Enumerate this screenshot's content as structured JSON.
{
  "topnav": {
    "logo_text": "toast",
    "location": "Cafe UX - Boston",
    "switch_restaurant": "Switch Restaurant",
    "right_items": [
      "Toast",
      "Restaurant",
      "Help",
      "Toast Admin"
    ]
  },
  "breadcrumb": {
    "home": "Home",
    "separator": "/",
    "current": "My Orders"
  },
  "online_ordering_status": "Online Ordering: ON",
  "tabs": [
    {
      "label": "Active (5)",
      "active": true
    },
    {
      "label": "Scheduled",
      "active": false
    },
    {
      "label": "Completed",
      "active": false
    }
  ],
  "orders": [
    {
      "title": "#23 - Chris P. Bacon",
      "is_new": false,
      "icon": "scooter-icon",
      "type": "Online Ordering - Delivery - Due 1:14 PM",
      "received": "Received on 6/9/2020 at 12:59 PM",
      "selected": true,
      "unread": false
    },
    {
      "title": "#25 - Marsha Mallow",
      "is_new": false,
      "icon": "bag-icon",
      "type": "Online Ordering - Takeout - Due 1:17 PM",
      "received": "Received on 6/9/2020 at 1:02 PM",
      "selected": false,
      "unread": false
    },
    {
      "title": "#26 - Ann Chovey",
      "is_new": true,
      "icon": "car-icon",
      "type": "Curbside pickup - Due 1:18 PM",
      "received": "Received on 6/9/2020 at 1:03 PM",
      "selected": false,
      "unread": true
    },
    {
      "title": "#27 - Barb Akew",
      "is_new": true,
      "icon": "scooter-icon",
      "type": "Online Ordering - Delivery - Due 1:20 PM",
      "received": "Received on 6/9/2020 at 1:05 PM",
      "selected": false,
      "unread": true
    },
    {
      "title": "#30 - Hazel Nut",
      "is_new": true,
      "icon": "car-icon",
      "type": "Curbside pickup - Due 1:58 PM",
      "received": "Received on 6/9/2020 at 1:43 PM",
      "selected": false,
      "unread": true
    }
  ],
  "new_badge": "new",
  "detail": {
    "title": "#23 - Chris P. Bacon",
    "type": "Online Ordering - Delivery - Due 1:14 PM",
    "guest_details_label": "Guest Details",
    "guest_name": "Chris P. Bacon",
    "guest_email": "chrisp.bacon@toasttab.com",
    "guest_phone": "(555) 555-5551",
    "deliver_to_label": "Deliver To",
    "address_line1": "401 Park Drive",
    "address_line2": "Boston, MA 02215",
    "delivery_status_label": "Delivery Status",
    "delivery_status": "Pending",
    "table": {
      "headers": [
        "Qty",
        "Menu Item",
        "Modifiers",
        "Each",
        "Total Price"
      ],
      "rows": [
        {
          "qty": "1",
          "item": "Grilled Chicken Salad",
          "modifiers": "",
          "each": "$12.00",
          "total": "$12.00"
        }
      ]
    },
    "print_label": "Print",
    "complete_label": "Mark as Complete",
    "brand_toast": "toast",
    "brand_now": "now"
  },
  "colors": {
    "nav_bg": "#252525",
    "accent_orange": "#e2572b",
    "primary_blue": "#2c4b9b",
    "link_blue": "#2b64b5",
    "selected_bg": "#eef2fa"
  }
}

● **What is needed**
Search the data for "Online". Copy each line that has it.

● **Your solution**
  "online_ordering_status": "Online Ordering: ON",
      "type": "Online Ordering - Delivery - Due 1:14 PM",
      "type": "Online Ordering - Takeout - Due 1:17 PM",
      "type": "Online Ordering - Delivery - Due 1:20 PM",
    "type": "Online Ordering - Delivery - Due 1:14 PM",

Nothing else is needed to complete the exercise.